▶ [Entries provided]
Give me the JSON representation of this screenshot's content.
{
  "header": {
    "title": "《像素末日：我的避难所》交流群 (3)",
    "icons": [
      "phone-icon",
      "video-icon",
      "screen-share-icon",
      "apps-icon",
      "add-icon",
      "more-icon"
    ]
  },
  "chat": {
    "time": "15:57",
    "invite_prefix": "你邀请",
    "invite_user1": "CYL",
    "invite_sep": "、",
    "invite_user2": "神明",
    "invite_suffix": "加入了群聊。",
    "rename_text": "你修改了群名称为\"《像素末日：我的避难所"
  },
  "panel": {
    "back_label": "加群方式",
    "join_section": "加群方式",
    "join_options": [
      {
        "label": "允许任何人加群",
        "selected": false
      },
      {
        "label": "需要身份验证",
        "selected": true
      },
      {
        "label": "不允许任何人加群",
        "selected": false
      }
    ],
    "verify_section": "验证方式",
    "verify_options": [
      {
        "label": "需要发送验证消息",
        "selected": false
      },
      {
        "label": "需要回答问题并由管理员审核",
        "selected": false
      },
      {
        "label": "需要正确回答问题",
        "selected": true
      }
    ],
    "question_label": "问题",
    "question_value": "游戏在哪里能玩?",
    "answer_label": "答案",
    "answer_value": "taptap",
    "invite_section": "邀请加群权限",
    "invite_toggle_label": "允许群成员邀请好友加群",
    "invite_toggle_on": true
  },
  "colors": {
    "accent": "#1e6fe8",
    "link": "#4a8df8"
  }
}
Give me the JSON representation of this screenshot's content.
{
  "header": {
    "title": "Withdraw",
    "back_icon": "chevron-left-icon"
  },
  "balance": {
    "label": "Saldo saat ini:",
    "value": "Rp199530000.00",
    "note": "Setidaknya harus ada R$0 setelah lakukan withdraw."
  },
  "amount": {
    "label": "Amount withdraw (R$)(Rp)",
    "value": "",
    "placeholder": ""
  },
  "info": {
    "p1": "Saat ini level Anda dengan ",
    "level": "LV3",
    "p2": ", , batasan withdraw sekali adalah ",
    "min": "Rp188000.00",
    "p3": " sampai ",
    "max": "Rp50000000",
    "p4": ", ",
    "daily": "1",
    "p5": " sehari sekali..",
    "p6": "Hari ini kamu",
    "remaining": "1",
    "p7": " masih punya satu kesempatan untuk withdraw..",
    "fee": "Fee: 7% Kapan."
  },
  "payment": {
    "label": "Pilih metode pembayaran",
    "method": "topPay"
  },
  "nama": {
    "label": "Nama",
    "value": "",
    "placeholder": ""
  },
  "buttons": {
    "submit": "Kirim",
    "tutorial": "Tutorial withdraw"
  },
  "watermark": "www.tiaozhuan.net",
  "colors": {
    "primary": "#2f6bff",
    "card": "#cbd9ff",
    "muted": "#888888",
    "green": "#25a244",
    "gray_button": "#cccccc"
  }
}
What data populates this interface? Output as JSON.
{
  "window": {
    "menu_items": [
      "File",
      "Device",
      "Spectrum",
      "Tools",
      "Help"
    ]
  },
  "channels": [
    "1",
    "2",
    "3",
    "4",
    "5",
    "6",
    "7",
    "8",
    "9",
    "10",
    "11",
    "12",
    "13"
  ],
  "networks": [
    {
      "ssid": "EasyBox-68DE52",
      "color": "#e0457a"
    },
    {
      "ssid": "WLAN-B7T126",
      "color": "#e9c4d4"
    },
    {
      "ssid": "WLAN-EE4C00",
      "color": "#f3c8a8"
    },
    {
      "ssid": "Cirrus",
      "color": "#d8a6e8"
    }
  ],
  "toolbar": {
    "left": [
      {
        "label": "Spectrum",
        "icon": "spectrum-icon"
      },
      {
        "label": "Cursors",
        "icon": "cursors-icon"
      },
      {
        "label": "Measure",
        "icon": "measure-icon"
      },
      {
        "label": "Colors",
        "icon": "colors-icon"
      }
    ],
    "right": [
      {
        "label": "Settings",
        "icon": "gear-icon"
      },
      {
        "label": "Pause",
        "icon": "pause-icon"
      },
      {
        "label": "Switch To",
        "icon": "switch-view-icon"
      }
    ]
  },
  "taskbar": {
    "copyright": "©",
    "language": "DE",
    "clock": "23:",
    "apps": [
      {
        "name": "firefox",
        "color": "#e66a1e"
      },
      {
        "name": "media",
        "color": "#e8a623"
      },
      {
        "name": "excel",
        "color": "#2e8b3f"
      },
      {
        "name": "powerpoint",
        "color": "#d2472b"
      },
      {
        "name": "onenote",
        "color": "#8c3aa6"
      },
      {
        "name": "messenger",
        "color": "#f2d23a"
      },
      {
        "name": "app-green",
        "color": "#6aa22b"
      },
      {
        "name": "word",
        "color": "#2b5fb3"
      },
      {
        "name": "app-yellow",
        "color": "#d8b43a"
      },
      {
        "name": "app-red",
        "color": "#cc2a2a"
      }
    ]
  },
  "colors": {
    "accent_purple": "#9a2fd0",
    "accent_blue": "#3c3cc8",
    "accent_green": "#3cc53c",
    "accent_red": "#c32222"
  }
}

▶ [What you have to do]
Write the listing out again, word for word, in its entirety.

▶ [Answer to this problem]
Give me the JSON representation of this screenshot's content.
{
  "header": {
    "title": "《像素末日：我的避难所》交流群 (3)",
    "icons": [
      "phone-icon",
      "video-icon",
      "screen-share-icon",
      "apps-icon",
      "add-icon",
      "more-icon"
    ]
  },
  "chat": {
    "time": "15:57",
    "invite_prefix": "你邀请",
    "invite_user1": "CYL",
    "invite_sep": "、",
    "invite_user2": "神明",
    "invite_suffix": "加入了群聊。",
    "rename_text": "你修改了群名称为\"《像素末日：我的避难所"
  },
  "panel": {
    "back_label": "加群方式",
    "join_section": "加群方式",
    "join_options": [
      {
        "label": "允许任何人加群",
        "selected": false
      },
      {
        "label": "需要身份验证",
        "selected": true
      },
      {
        "label": "不允许任何人加群",
        "selected": false
      }
    ],
    "verify_section": "验证方式",
    "verify_options": [
      {
        "label": "需要发送验证消息",
        "selected": false
      },
      {
        "label": "需要回答问题并由管理员审核",
        "selected": false
      },
      {
        "label": "需要正确回答问题",
        "selected": true
      }
    ],
    "question_label": "问题",
    "question_value": "游戏在哪里能玩?",
    "answer_label": "答案",
    "answer_value": "taptap",
    "invite_section": "邀请加群权限",
    "invite_toggle_label": "允许群成员邀请好友加群",
    "invite_toggle_on": true
  },
  "colors": {
    "accent": "#1e6fe8",
    "link": "#4a8df8"
  }
}
Give me the JSON representation of this screenshot's content.
{
  "header": {
    "title": "Withdraw",
    "back_icon": "chevron-left-icon"
  },
  "balance": {
    "label": "Saldo saat ini:",
    "value": "Rp199530000.00",
    "note": "Setidaknya harus ada R$0 setelah lakukan withdraw."
  },
  "amount": {
    "label": "Amount withdraw (R$)(Rp)",
    "value": "",
    "placeholder": ""
  },
  "info": {
    "p1": "Saat ini level Anda dengan ",
    "level": "LV3",
    "p2": ", , batasan withdraw sekali adalah ",
    "min": "Rp188000.00",
    "p3": " sampai ",
    "max": "Rp50000000",
    "p4": ", ",
    "daily": "1",
    "p5": " sehari sekali..",
    "p6": "Hari ini kamu",
    "remaining": "1",
    "p7": " masih punya satu kesempatan untuk withdraw..",
    "fee": "Fee: 7% Kapan."
  },
  "payment": {
    "label": "Pilih metode pembayaran",
    "method": "topPay"
  },
  "nama": {
    "label": "Nama",
    "value": "",
    "placeholder": ""
  },
  "buttons": {
    "submit": "Kirim",
    "tutorial": "Tutorial withdraw"
  },
  "watermark": "www.tiaozhuan.net",
  "colors": {
    "primary": "#2f6bff",
    "card": "#cbd9ff",
    "muted": "#888888",
    "green": "#25a244",
    "gray_button": "#cccccc"
  }
}
What data populates this interface? Output as JSON.
{
  "window": {
    "menu_items": [
      "File",
      "Device",
      "Spectrum",
      "Tools",
      "Help"
    ]
  },
  "channels": [
    "1",
    "2",
    "3",
    "4",
    "5",
    "6",
    "7",
    "8",
    "9",
    "10",
    "11",
    "12",
    "13"
  ],
  "networks": [
    {
      "ssid": "EasyBox-68DE52",
      "color": "#e0457a"
    },
    {
      "ssid": "WLAN-B7T126",
      "color": "#e9c4d4"
    },
    {
      "ssid": "WLAN-EE4C00",
      "color": "#f3c8a8"
    },
    {
      "ssid": "Cirrus",
      "color": "#d8a6e8"
    }
  ],
  "toolbar": {
    "left": [
      {
        "label": "Spectrum",
        "icon": "spectrum-icon"
      },
      {
        "label": "Cursors",
        "icon": "cursors-icon"
      },
      {
        "label": "Measure",
        "icon": "measure-icon"
      },
      {
        "label": "Colors",
        "icon": "colors-icon"
      }
    ],
    "right": [
      {
        "label": "Settings",
        "icon": "gear-icon"
      },
      {
        "label": "Pause",
        "icon": "pause-icon"
      },
      {
        "label": "Switch To",
        "icon": "switch-view-icon"
      }
    ]
  },
  "taskbar": {
    "copyright": "©",
    "language": "DE",
    "clock": "23:",
    "apps": [
      {
        "name": "firefox",
        "color": "#e66a1e"
      },
      {
        "name": "media",
        "color": "#e8a623"
      },
      {
        "name": "excel",
        "color": "#2e8b3f"
      },
      {
        "name": "powerpoint",
        "color": "#d2472b"
      },
      {
        "name": "onenote",
        "color": "#8c3aa6"
      },
      {
        "name": "messenger",
        "color": "#f2d23a"
      },
      {
        "name": "app-green",
        "color": "#6aa22b"
      },
      {
        "name": "word",
        "color": "#2b5fb3"
      },
      {
        "name": "app-yellow",
        "color": "#d8b43a"
      },
      {
        "name": "app-red",
        "color": "#cc2a2a"
      }
    ]
  },
  "colors": {
    "accent_purple": "#9a2fd0",
    "accent_blue": "#3c3cc8",
    "accent_green": "#3cc53c",
    "accent_red": "#c32222"
  }
}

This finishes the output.